**What this task involves:** Examine the entries and show every line in which the word "articulatelogic" is found.

Data records:
= = = =

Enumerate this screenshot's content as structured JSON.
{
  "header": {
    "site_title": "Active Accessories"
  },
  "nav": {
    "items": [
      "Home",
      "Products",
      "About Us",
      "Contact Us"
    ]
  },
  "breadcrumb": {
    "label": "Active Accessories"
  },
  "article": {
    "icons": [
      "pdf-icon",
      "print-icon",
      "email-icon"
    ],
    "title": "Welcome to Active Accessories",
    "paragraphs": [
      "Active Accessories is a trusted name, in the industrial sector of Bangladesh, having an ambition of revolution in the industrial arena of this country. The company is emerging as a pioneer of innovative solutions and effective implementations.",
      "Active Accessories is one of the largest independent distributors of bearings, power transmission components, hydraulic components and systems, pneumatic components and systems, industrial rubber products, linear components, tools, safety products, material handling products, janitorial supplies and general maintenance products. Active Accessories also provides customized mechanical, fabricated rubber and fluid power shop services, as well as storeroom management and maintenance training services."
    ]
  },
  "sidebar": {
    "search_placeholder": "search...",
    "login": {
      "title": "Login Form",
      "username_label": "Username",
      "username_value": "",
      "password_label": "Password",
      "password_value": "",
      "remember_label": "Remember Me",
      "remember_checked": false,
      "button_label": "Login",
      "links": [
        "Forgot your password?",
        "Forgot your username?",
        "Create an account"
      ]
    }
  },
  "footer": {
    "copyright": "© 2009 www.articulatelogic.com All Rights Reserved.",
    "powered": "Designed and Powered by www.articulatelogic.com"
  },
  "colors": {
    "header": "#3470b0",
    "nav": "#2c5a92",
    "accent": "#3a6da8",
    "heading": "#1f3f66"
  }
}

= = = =

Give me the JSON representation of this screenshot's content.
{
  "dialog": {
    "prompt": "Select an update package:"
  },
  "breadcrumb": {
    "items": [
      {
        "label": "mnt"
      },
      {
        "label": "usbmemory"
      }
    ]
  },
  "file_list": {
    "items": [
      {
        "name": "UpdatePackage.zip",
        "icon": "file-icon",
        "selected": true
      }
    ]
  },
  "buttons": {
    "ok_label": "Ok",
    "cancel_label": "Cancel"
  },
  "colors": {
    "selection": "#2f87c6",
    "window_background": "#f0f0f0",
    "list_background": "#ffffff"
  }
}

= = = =

**Solution for this problem:**
    "copyright": "© 2009 www.articulatelogic.com All Rights Reserved.",
    "powered": "Designed and Powered by www.articulatelogic.com"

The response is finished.